> _PROBLEM STATEMENT_
Return the lines below that contain the word "STEPS".
(RECORDS Opens)
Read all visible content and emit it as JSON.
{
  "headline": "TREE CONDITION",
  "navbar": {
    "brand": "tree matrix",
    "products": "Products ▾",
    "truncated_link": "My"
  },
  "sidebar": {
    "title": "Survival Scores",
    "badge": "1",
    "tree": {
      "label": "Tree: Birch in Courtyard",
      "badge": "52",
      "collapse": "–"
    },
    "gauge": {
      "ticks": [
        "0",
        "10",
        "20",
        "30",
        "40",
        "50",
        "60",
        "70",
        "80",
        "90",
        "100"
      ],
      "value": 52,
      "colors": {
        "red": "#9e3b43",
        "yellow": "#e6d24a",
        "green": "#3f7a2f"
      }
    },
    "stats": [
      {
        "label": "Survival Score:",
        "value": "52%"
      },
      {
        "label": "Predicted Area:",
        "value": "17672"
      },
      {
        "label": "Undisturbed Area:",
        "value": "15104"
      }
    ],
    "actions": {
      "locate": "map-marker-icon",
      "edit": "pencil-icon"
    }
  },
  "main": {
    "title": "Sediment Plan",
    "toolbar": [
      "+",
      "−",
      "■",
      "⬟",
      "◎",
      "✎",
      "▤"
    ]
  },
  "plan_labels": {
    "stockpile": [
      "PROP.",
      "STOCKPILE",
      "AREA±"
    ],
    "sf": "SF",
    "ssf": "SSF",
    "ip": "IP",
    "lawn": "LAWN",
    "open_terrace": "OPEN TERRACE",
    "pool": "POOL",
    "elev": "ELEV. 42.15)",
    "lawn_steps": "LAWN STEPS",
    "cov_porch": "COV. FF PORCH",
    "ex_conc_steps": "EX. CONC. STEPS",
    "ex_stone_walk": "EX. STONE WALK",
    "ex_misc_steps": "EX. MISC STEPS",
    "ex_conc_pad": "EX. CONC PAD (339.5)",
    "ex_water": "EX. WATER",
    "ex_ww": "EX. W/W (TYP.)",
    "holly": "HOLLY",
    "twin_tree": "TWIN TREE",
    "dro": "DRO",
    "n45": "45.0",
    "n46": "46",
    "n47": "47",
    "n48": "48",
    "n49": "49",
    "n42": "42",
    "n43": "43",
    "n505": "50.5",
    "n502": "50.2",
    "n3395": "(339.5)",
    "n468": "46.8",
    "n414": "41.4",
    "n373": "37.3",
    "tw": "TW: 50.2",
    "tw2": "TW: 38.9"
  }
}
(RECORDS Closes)
> _WORKED SOLUTION_
    "lawn_steps": "LAWN STEPS",
    "ex_conc_steps": "EX. CONC. STEPS",
    "ex_misc_steps": "EX. MISC STEPS",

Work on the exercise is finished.